Study Habits & Test Anxiety
The following information provides tips for better study habits and decreased test anxiety.
The Immediate Environment
The environment in which you study can have a big effect on how efficient your study time is. Check your place of study for the following conditions:
Minimize distracting noise. Some people need some sound and some like silence. Find what works for you.
Culprits are family and friends. Consider a "do not disturb sign" and turning on your answering machine. You can catch up with folks later.
75 watt bulbs are best, but not too close and placed opposite the dominant hand.
Better cool than warm.
Have plenty of room to work; don't be cramped. Your study time will go better if you take a few minutes at the start to straighten things up.
A desk and straight-backed chair is usually best. Don't get too comfortable--a bed is a place to sleep,not study.
Have everything (book, pencils, paper, coffee, dictionary, typewriter, calculator, tape recorder, etc.) close at hand. Don't spend your time jumping up and down to get things.
Preparing for or Anticipating Test Anxiety
- What is it you have to do? Focus on dealing with it.
- Just take one step at a time.
- Think about what you can do about it. That's better than getting anxious.
- No negative or panicky self-statements; just think rationally.
- Don't worry; worrying won't help anything.
Confronting and Handling Test Anxiety
- Don't think about fear; just think about what you have to do.
- Stay relevant.
- Relax; you're in control. Take a slow, deep breath.
- You should expect some anxiety; it's a reminder not to panic and to relax and cope steadily with the situation.
- Tenseness can be an ally, a friend; it's a cue to cope.
Coping with the Feeling of Being Overwhelmed
- When the fear comes, just pause.
- Keep the focus on the present; what is it you have to do?
- You should expect your fear to rise some.
- Don't try to eliminate fear totally; just keep it manageable.
- You can convince yourself to do it. You can reason your fear away.
- It's not the worst thing that can happen.
- Do something that will prevent you from thinking about fear.
- Describe what is around you. That way you won't think about worrying.
- It worked! You did it!
- It wasn't as bad as you expected.
- You made more out of the fear than it was worth.
- You're getting better. You're learning to cope more smoothly.
- You can be pleased with your progress.
- You like how you handled it. You can be proud of it.
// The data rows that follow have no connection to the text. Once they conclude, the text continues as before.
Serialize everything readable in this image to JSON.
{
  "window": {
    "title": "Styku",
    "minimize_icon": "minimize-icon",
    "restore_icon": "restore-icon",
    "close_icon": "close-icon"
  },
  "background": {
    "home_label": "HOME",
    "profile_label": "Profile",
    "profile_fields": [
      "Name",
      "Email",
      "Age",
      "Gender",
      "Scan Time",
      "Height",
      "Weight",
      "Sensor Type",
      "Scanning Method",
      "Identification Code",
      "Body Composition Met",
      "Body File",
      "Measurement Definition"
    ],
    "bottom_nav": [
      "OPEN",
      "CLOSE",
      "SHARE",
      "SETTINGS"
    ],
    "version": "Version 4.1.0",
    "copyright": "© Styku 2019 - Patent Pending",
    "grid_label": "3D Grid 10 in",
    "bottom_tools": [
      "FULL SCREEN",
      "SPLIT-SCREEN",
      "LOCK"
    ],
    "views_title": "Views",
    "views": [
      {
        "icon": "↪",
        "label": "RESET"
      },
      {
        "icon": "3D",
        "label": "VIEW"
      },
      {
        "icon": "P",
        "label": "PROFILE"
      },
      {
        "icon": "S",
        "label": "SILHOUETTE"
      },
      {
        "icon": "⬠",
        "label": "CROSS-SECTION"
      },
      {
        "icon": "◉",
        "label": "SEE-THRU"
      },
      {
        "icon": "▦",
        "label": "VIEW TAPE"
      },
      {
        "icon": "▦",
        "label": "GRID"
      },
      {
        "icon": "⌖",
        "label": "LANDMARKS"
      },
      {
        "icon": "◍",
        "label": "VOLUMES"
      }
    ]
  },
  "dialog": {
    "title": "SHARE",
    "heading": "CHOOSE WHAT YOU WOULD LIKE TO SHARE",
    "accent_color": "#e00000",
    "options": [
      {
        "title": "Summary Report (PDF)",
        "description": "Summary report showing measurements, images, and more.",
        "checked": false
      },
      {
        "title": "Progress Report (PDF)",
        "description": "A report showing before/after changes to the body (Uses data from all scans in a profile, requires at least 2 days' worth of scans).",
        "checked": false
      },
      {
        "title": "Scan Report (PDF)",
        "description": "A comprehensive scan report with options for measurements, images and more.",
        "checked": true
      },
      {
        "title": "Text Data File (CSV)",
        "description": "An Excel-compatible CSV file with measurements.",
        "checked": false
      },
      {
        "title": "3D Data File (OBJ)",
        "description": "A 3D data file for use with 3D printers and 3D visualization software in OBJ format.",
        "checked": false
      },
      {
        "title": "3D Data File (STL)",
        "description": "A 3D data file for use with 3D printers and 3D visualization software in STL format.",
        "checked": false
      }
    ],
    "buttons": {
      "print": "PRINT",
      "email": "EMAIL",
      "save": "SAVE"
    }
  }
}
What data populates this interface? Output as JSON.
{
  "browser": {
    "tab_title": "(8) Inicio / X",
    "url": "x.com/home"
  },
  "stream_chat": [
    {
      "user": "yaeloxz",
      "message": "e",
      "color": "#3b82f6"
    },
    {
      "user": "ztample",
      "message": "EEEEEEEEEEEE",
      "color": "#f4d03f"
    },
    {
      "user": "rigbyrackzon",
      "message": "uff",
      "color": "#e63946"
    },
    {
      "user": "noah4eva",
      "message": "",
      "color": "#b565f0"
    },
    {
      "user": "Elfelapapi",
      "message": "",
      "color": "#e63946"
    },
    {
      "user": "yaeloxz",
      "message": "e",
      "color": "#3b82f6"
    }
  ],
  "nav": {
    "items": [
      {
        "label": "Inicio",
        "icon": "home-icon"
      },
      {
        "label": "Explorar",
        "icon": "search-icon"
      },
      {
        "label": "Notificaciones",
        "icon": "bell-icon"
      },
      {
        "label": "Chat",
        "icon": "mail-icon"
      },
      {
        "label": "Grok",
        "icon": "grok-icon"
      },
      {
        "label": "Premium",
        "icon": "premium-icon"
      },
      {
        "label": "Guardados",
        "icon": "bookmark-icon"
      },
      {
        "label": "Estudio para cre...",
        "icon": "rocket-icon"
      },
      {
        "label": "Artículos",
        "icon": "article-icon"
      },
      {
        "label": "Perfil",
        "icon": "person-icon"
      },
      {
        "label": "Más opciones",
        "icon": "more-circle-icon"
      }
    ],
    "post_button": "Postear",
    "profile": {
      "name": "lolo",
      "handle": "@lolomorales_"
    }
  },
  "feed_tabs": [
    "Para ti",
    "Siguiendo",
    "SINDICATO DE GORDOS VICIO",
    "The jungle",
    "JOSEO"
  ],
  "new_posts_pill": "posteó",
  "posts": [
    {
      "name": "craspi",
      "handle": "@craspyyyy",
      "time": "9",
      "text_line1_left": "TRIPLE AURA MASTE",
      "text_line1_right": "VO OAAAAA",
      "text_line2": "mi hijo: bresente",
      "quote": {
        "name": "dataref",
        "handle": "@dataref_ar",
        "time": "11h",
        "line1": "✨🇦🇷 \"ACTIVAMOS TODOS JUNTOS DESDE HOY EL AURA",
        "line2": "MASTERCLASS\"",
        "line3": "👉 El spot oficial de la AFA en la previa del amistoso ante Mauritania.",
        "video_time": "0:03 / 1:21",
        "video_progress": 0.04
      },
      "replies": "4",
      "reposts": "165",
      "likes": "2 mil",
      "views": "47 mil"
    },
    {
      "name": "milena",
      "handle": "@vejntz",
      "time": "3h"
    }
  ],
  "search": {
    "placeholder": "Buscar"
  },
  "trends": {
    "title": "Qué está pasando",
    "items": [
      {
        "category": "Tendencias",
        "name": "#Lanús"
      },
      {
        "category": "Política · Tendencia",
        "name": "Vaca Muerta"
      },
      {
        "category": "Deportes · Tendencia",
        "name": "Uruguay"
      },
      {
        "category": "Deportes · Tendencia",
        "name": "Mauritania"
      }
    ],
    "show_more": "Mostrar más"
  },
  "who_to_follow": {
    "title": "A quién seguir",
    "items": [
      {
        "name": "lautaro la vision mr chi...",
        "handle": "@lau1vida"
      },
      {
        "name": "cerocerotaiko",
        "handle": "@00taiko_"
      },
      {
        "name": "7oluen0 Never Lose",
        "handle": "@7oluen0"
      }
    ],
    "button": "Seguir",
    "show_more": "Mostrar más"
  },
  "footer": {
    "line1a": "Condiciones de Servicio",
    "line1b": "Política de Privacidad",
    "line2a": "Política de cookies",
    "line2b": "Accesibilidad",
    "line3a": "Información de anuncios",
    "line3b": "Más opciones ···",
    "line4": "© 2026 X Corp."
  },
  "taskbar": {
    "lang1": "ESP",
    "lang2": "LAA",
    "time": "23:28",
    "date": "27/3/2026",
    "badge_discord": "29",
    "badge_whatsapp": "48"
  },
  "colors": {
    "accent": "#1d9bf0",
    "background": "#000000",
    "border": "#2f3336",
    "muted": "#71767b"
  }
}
- Adapted from Asserting Yourself, Bower, Sharon Addison-Wesley Publishing Co., 1976.
List of Self Verbalizations
The list below contains some common thoughts and worries which many test anxious people have. Check those which you can identify with most. Feel free to add statements which more accurately reflect what usually goes on in your head.
- Be sure your goals are your own. It's your life. Do what means most to you. Self-set goals are better motivators than those imposed by others.
- Put goals in writing. This will lessen the odds of losing sight of your goals in the shuffle of daily activity. Writing goals also increases your commitment.
- Make your goals challenging but attainable. Good goals are neither too easy nor impossible. They should cause you to stretch and grow. A challenging, attainable goal will hold your interest and keep you motivated.
- Goals should be as specific and measurable as possible. Don't say, "I want a better job." Ask yourself: What kind of job? Making how much money? In what industry? Living where? Requiring what kind of skill? By when? Specify clearly what you want and you will save an enormous amount of time and effort.
- Every goal should have a target date. Never think of a goal as a goal until you set a deadline for accomplishment.
- Check your major goals for compatibility. Don't fall into the trap of setting major goals where the achievement of one will prevent the attainment of another.
- Frequently revise and update your goals. As a growing person your needs will change over time, and this means goals will have to be modified, discarded and added from time to time. Plan flexibly. Don't think of your goals as carved in stone.
Copyright - Counseling Services, State University of New York at Buffalo